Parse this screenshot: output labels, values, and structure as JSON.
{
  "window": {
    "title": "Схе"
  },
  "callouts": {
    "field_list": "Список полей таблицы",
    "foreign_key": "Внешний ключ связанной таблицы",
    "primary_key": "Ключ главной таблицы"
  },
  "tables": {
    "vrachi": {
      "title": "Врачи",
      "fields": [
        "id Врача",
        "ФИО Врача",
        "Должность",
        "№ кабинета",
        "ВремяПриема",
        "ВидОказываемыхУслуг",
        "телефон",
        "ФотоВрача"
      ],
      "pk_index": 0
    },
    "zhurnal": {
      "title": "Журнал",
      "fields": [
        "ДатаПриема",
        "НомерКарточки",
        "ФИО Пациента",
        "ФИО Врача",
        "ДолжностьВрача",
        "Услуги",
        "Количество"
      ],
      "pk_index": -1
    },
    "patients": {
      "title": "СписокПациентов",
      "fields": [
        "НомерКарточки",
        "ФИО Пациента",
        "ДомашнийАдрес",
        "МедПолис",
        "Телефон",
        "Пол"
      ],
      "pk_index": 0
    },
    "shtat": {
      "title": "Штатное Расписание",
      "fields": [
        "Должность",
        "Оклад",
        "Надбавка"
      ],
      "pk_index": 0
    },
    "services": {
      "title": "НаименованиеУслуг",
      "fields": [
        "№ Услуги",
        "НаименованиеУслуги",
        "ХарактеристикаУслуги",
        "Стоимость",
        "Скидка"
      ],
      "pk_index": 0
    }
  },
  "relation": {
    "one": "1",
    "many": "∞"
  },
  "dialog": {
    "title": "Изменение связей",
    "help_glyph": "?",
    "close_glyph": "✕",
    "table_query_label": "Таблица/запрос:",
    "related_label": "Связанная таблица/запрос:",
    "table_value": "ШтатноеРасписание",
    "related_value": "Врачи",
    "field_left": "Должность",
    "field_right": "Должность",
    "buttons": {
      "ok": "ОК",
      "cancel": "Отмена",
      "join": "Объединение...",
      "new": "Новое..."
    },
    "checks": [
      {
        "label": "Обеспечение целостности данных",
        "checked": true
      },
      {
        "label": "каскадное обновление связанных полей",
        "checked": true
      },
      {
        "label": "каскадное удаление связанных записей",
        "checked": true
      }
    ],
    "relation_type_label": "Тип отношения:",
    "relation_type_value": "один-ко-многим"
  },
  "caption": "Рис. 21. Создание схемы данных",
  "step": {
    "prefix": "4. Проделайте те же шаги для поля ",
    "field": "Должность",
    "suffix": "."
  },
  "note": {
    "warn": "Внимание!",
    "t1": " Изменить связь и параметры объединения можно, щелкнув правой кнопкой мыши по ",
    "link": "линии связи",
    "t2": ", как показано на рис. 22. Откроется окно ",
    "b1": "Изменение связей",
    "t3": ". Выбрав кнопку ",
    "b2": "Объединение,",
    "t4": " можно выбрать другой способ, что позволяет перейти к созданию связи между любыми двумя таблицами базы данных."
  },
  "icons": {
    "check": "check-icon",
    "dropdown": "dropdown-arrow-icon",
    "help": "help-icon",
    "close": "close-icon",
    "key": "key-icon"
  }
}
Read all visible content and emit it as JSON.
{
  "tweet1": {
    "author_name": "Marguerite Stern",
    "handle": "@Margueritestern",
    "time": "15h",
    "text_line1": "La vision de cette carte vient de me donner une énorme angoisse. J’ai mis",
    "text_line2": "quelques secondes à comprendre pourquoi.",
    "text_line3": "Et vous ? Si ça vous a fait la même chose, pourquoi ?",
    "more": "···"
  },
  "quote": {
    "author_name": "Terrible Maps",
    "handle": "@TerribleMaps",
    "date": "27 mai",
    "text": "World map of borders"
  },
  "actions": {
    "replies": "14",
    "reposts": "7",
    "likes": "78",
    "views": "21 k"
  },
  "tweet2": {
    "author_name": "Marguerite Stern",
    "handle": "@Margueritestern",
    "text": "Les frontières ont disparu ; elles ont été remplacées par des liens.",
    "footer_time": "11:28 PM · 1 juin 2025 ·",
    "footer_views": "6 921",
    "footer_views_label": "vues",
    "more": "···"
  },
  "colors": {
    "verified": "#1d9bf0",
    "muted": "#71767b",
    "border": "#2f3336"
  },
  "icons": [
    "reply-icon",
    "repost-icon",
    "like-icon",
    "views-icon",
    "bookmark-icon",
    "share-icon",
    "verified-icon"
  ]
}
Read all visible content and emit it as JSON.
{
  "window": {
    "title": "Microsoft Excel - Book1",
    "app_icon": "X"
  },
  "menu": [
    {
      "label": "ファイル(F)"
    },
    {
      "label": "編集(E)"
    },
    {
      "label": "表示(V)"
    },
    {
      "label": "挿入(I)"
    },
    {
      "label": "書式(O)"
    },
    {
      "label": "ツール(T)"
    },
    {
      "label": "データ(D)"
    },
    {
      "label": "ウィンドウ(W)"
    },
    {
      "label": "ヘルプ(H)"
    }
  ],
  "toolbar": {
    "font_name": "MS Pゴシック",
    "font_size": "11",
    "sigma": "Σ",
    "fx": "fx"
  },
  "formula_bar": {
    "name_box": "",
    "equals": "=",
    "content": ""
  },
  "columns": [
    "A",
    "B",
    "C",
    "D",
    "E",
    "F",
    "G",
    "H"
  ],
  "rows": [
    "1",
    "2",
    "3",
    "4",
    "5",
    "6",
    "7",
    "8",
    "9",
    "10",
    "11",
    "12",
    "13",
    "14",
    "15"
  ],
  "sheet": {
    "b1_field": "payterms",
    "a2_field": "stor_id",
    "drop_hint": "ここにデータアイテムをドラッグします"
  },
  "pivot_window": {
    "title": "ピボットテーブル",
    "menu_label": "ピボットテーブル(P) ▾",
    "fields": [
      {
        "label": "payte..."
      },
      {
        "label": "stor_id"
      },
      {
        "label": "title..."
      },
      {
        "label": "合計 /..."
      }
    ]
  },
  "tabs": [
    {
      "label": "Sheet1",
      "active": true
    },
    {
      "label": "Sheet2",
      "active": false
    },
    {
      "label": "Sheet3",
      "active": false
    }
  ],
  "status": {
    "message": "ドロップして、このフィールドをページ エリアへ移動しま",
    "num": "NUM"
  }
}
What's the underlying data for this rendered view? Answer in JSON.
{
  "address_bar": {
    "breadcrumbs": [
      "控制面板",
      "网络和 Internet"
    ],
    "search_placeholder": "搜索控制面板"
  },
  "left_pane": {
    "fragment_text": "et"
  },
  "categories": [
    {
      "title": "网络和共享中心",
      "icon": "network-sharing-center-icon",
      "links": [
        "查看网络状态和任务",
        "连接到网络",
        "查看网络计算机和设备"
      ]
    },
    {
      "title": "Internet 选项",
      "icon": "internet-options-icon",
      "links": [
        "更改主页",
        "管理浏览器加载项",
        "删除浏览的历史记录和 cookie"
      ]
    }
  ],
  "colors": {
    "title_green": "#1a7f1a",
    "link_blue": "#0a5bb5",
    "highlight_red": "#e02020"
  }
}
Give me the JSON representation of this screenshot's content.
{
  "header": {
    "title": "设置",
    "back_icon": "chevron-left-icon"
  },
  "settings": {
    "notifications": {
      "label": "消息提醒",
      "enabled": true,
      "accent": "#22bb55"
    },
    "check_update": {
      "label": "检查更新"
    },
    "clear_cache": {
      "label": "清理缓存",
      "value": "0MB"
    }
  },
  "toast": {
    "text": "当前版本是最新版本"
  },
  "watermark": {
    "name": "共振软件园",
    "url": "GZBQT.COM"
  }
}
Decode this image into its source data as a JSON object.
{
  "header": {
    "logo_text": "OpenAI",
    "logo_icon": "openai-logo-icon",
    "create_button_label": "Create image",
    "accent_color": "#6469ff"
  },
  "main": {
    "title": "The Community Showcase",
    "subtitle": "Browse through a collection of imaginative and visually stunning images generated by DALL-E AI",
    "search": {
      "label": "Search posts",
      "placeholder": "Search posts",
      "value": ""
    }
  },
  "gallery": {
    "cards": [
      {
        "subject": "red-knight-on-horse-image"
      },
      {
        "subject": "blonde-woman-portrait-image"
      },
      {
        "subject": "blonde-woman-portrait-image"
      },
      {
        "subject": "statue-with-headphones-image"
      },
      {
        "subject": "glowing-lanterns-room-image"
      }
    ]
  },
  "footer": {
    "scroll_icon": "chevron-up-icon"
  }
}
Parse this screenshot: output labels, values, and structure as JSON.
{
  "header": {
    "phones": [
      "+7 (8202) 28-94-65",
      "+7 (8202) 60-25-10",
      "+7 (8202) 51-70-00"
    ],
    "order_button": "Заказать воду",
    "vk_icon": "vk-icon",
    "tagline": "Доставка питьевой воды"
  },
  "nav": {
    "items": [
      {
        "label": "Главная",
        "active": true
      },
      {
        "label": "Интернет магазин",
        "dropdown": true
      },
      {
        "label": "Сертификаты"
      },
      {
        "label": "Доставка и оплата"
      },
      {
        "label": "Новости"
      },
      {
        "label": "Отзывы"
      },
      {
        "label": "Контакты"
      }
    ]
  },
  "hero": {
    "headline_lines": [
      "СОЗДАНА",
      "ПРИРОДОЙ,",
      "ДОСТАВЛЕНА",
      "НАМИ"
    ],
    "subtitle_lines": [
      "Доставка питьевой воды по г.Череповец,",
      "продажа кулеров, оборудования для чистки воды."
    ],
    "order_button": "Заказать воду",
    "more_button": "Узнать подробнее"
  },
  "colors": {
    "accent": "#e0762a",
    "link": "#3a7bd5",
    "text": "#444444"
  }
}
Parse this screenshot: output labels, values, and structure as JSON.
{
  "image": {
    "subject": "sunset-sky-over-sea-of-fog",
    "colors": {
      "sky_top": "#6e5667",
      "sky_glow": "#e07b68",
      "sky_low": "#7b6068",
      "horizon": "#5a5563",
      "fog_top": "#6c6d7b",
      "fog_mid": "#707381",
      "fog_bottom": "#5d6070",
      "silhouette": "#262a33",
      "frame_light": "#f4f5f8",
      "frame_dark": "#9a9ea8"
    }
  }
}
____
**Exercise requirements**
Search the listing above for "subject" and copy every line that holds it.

**Answer space**
        "subject": "red-knight-on-horse-image"
        "subject": "blonde-woman-portrait-image"
        "subject": "blonde-woman-portrait-image"
        "subject": "statue-with-headphones-image"
        "subject": "glowing-lanterns-room-image"
    "subject": "sunset-sky-over-sea-of-fog",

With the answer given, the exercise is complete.